— Information shown —
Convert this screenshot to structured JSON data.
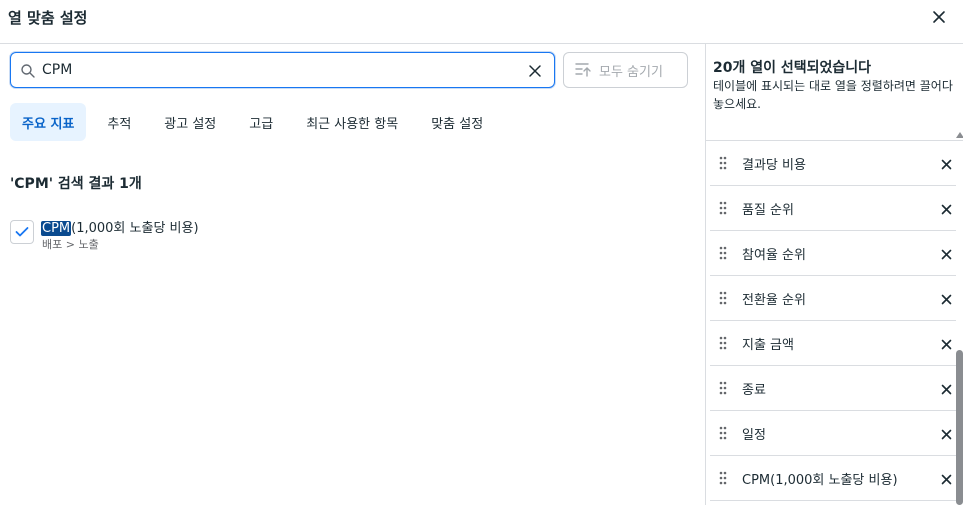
{
  "header": {
    "title": "열 맞춤 설정"
  },
  "search": {
    "value": "CPM"
  },
  "hide_all_label": "모두 숨기기",
  "tabs": [
    {
      "label": "주요 지표",
      "active": true
    },
    {
      "label": "추적",
      "active": false
    },
    {
      "label": "광고 설정",
      "active": false
    },
    {
      "label": "고급",
      "active": false
    },
    {
      "label": "최근 사용한 항목",
      "active": false
    },
    {
      "label": "맞춤 설정",
      "active": false
    }
  ],
  "results": {
    "title": "'CPM' 검색 결과 1개",
    "items": [
      {
        "highlight": "CPM",
        "rest": "(1,000회 노출당 비용)",
        "path": "배포 > 노출",
        "checked": true
      }
    ]
  },
  "selected": {
    "title": "20개 열이 선택되었습니다",
    "description": "테이블에 표시되는 대로 열을 정렬하려면 끌어다 놓으세요.",
    "items": [
      {
        "label": "결과당 비용"
      },
      {
        "label": "품질 순위"
      },
      {
        "label": "참여율 순위"
      },
      {
        "label": "전환율 순위"
      },
      {
        "label": "지출 금액"
      },
      {
        "label": "종료"
      },
      {
        "label": "일정"
      },
      {
        "label": "CPM(1,000회 노출당 비용)"
      }
    ]
  },
  "colors": {
    "accent": "#1877f2",
    "highlight": "#0a4a8f",
    "tab_active_bg": "#e7f3ff"
  },
  "icons": {
    "close": "close-icon",
    "search": "search-icon",
    "clear": "clear-icon",
    "hide_all": "collapse-columns-icon",
    "check": "check-icon",
    "drag": "drag-handle-icon",
    "remove": "remove-icon"
  }
}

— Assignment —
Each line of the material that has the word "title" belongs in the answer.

— Answer box —
    "title": "열 맞춤 설정"
    "title": "'CPM' 검색 결과 1개",
    "title": "20개 열이 선택되었습니다",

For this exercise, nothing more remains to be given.